§ Instructions to follow: Search the listing below, and show each line that includes the word "Stock".

§ Information:

*** Begin section ***

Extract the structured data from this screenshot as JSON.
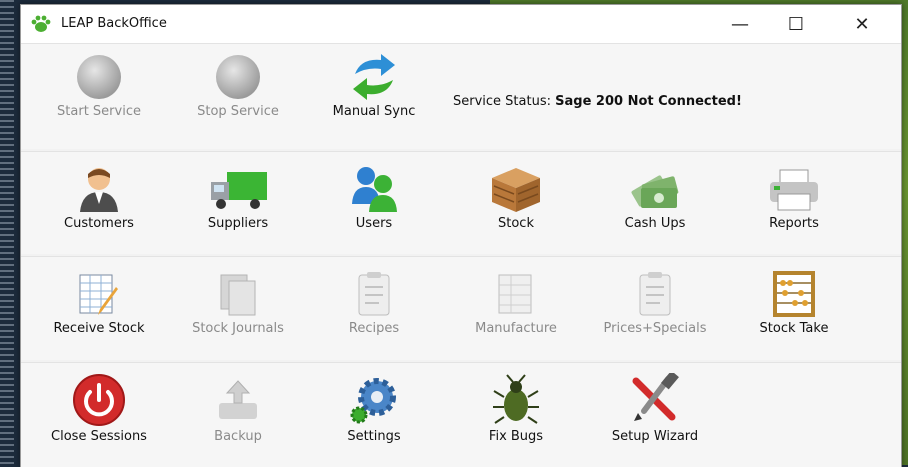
{
  "window": {
    "title": "LEAP BackOffice",
    "minimize": "—",
    "maximize": "☐",
    "close": "✕"
  },
  "service": {
    "start_label": "Start Service",
    "stop_label": "Stop Service",
    "sync_label": "Manual Sync",
    "status_label": "Service Status:",
    "status_value": "Sage 200 Not Connected!"
  },
  "row1": [
    "Customers",
    "Suppliers",
    "Users",
    "Stock",
    "Cash Ups",
    "Reports"
  ],
  "row2": [
    "Receive Stock",
    "Stock Journals",
    "Recipes",
    "Manufacture",
    "Prices+Specials",
    "Stock Take"
  ],
  "row3": [
    "Close Sessions",
    "Backup",
    "Settings",
    "Fix Bugs",
    "Setup Wizard"
  ],
  "colors": {
    "accent_green": "#3f9a2e",
    "danger_red": "#d22b2b",
    "disabled_gray": "#8a8a8a"
  }
}
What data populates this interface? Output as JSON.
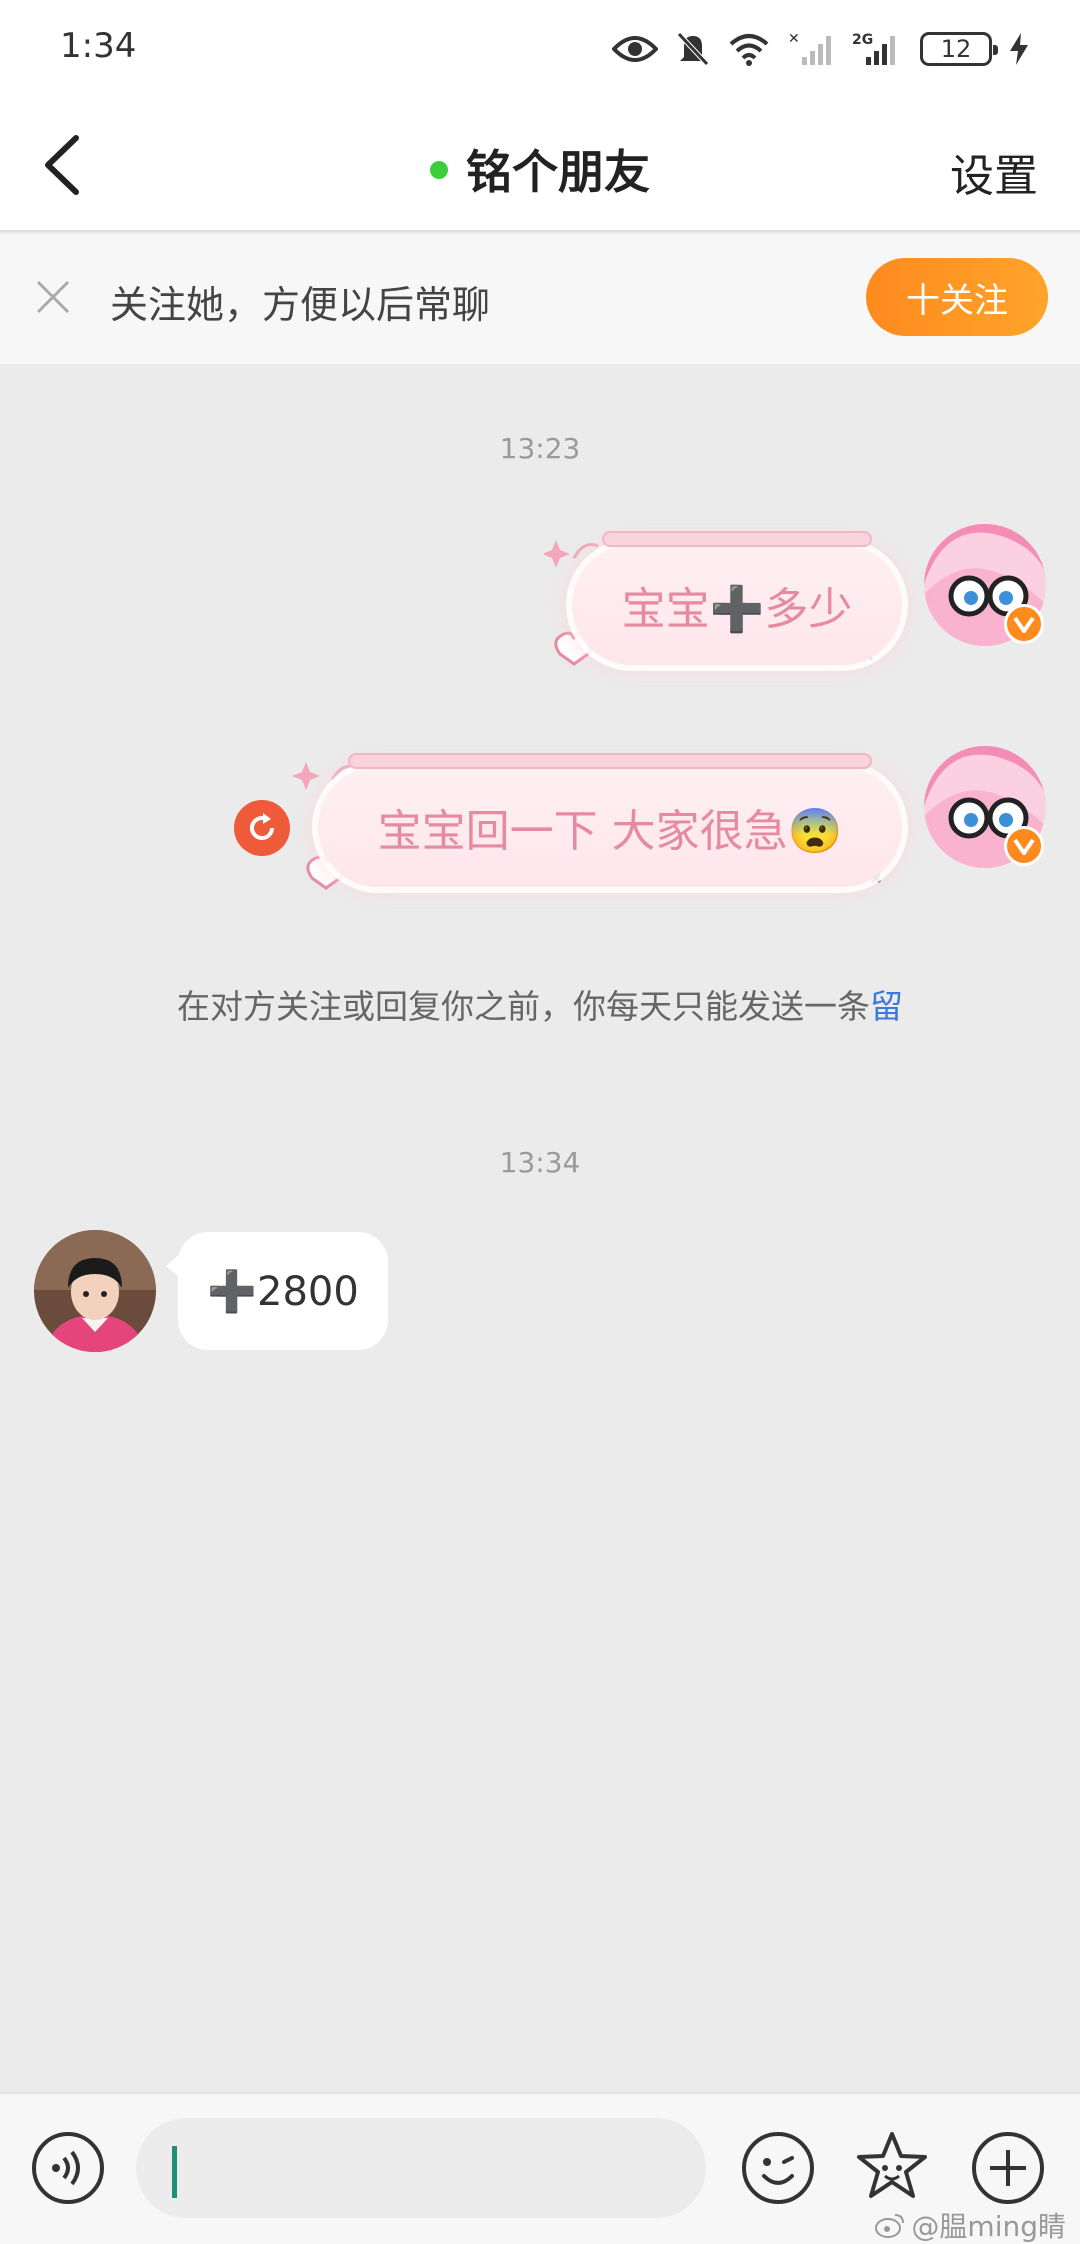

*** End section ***

§ Response box:
    "Stock",
    "Receive Stock",
    "Stock Journals",
    "Stock Take"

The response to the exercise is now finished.